**PROBLEM:** Below are records to be repeated in full. Give them exactly.

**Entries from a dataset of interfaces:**
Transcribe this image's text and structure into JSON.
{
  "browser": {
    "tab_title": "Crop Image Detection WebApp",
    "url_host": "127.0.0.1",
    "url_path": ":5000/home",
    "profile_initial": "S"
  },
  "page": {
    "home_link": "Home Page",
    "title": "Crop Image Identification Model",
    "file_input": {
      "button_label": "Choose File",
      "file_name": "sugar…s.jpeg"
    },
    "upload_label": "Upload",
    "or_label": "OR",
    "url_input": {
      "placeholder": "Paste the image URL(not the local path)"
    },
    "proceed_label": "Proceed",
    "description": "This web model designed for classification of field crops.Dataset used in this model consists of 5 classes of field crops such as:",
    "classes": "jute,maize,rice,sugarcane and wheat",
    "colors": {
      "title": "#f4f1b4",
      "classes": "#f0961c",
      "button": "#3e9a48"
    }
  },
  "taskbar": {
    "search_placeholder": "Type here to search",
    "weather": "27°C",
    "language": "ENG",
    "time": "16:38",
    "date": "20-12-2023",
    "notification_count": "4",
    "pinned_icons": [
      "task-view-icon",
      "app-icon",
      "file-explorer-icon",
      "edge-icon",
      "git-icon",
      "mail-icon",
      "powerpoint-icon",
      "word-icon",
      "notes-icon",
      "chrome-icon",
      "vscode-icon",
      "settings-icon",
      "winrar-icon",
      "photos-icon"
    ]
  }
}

**RESPONSE TO THIS TASK:**
Transcribe this image's text and structure into JSON.
{
  "browser": {
    "tab_title": "Crop Image Detection WebApp",
    "url_host": "127.0.0.1",
    "url_path": ":5000/home",
    "profile_initial": "S"
  },
  "page": {
    "home_link": "Home Page",
    "title": "Crop Image Identification Model",
    "file_input": {
      "button_label": "Choose File",
      "file_name": "sugar…s.jpeg"
    },
    "upload_label": "Upload",
    "or_label": "OR",
    "url_input": {
      "placeholder": "Paste the image URL(not the local path)"
    },
    "proceed_label": "Proceed",
    "description": "This web model designed for classification of field crops.Dataset used in this model consists of 5 classes of field crops such as:",
    "classes": "jute,maize,rice,sugarcane and wheat",
    "colors": {
      "title": "#f4f1b4",
      "classes": "#f0961c",
      "button": "#3e9a48"
    }
  },
  "taskbar": {
    "search_placeholder": "Type here to search",
    "weather": "27°C",
    "language": "ENG",
    "time": "16:38",
    "date": "20-12-2023",
    "notification_count": "4",
    "pinned_icons": [
      "task-view-icon",
      "app-icon",
      "file-explorer-icon",
      "edge-icon",
      "git-icon",
      "mail-icon",
      "powerpoint-icon",
      "word-icon",
      "notes-icon",
      "chrome-icon",
      "vscode-icon",
      "settings-icon",
      "winrar-icon",
      "photos-icon"
    ]
  }
}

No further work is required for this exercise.